Need a labor union? Nah! Labor unions are a relic of the past. Bend over.

At one of the campuses where I teach (can’t make a living at just one when you’re part-time), we organized a union for the part-time faculty a few years back, since the full timers didn’t want us in theirs and the classified staff have a different group altogether. When we finally settled our first contract, here’s what we got:

A grievance procedure.
A partial reimbursement (from a state fund; costs the college nothing) that we can put towards buying our own medical insurance.
Pay for office hours (also from a state fund).
Equity money for part-timers (state funded again).
A raise.
Working conditions committee.
Better evaluation procedures.
Better assignment and scheduling procedure.
A voluntary pool for catastrophic leave donation.
And more.

It’s a weak contract in some ways, and they refused to consider anything that smacked of seniority/rehire rights no matter how long you’ve been there or how well you’ve performed. But here’s what we would have had without it:

Absolutely none of the above–just as it had always been. The dinosaurs who run this particular campus wanted things to remain exactly the same, for all time.

If anybody’s wondering why people like me (who have been at this for years) aren’t full-time, it should be obvious: ..$. We’re a cheap pool of labor, overall.

Yeah, I’m a long lefty labor lecturer, an agitator, and a professor who will not apologize for wanting to be treated like a professional.

Eh, the local grad student union wouldn’t be quiet so bloody obnoxious if they weren’t spouting jungle freedom fighter “kill the evil running dog Fascist oppressors” rhetoric every time they failed to get what they wanted. Nitwits like that deserve all the scorn one can heap upon their pointy but empty little heads.

Sometimes, even, an idiot is just an idiot. Even if he belongs to a union.

Count me as another in with Eva Luna. I’m not going to work up sympathy for people striking because pretty damn good conditions aren’t quite perfect. If people strike over a genuine complaint, I’ll certainly honor that strike. When people strike because they have to pay a small portion of their own health care, when I have no coverage at all, you better believe I have no sympathy for that.


The rest of your combination rant and strawman collection isn’t worth spending much energy on. To answer on its own, over-simplified level, unskilled labor isn’t worth very much on the open market. Unions can’t do anything about that except price workers out of their jobs. When that happens, companies move to Mexico, or overseas, and what was a crappy job becomes no job.

The law of supply and demand cannot be revoked, even by unions.

I am sorry you can’t find work. I am not sorry for these grocery workers complaining that they have to contribute towards health care for their families.


A union going on strike does not mean that union is in the right. As far ad the grocery workers strike, I really don’t know.

Ya know, I thought I had no qualms about crossing a picket line. I certainly have no fear of it. But tonight, on my way to work, I avoided the grocery and stopped instead at a drug store for my soda supply.

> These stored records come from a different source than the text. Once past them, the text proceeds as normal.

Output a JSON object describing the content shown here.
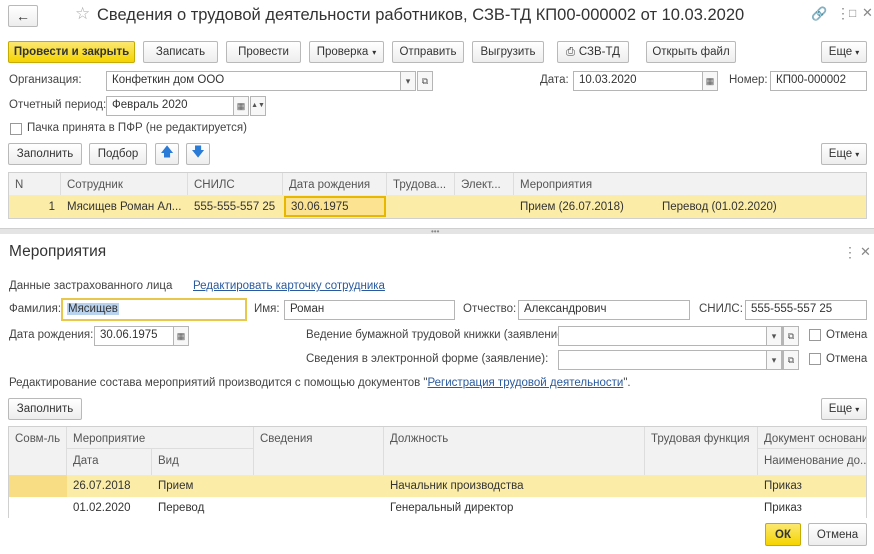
{
  "window": {
    "title": "Сведения о трудовой деятельности работников, СЗВ-ТД КП00-000002 от 10.03.2020"
  },
  "toolbar": {
    "post_close": "Провести и закрыть",
    "save": "Записать",
    "post": "Провести",
    "check": "Проверка",
    "send": "Отправить",
    "upload": "Выгрузить",
    "print": "СЗВ-ТД",
    "open_file": "Открыть файл",
    "more": "Еще"
  },
  "header_form": {
    "org_label": "Организация:",
    "org_value": "Конфеткин дом ООО",
    "date_label": "Дата:",
    "date_value": "10.03.2020",
    "number_label": "Номер:",
    "number_value": "КП00-000002",
    "period_label": "Отчетный период:",
    "period_value": "Февраль 2020",
    "accepted_label": "Пачка принята в ПФР (не редактируется)"
  },
  "table_toolbar": {
    "fill": "Заполнить",
    "select": "Подбор",
    "more": "Еще"
  },
  "main_table": {
    "columns": [
      "N",
      "Сотрудник",
      "СНИЛС",
      "Дата рождения",
      "Трудова...",
      "Элект...",
      "Мероприятия"
    ],
    "rows": [
      {
        "n": "1",
        "employee": "Мясищев Роман Ал...",
        "snils": "555-555-557 25",
        "birth": "30.06.1975",
        "labor": "",
        "elect": "",
        "event1": "Прием (26.07.2018)",
        "event2": "Перевод (01.02.2020)"
      }
    ]
  },
  "dialog": {
    "title": "Мероприятия",
    "insured_label": "Данные застрахованного лица",
    "edit_card_link": "Редактировать карточку сотрудника",
    "surname_label": "Фамилия:",
    "surname_value": "Мясищев",
    "name_label": "Имя:",
    "name_value": "Роман",
    "patronymic_label": "Отчество:",
    "patronymic_value": "Александрович",
    "snils_label": "СНИЛС:",
    "snils_value": "555-555-557 25",
    "birth_label": "Дата рождения:",
    "birth_value": "30.06.1975",
    "paper_book_label": "Ведение бумажной трудовой книжки (заявление):",
    "electronic_label": "Сведения в электронной форме (заявление):",
    "cancel_label": "Отмена",
    "info_text": "Редактирование состава мероприятий производится с помощью документов \"",
    "info_link": "Регистрация трудовой деятельности",
    "info_end": "\".",
    "fill": "Заполнить",
    "more": "Еще",
    "ok": "ОК",
    "cancel": "Отмена"
  },
  "events_table": {
    "col_combined": "Совм-ль",
    "col_event": "Мероприятие",
    "col_date": "Дата",
    "col_type": "Вид",
    "col_info": "Сведения",
    "col_position": "Должность",
    "col_function": "Трудовая функция",
    "col_doc": "Документ основание",
    "col_doc_name": "Наименование до...",
    "rows": [
      {
        "date": "26.07.2018",
        "type": "Прием",
        "position": "Начальник производства",
        "doc": "Приказ"
      },
      {
        "date": "01.02.2020",
        "type": "Перевод",
        "position": "Генеральный директор",
        "doc": "Приказ"
      }
    ]
  }
}
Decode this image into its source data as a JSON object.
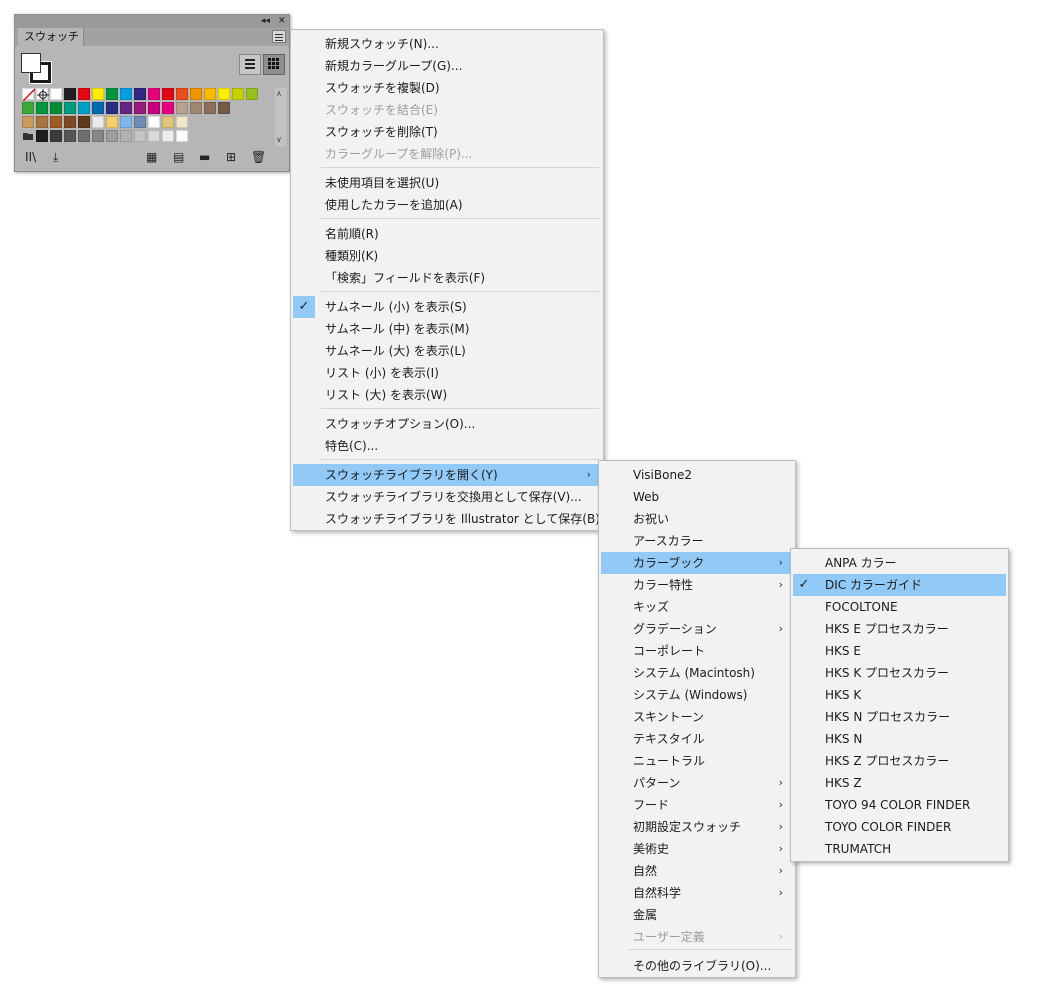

I am at a loss to really explain why at the moment, even to myself.

Spavined, would those 200 families be better off if the plant never showed up in the first place? Or if the plant closed a few years ago because of high union wages/demands, instead of waiting until now?

Vivalostwages’ example is a good example of unions working for the benefit of the worker without being unnecessarily antagonistic with the company. The problem with unions is a tendency to keep pushing for more once the job is done. What is the purpose of senority rights except to force a company to keep someone on who they don’t want? What is the purpose of restrictive work rules except to force companies to go through your union to get something done, even if another way is easier/better?

Companies need flexibility to remain competitive, unions often fight against that for reasons that go far beyond basic worker benefits.

Honestly, you’re a cashier at a grocery store. This is almost the poster boy for an unskilled job. Most people can learn this job in about 1 week, yet the union wants these people treated like skilled professionals. They are not skilled professionals.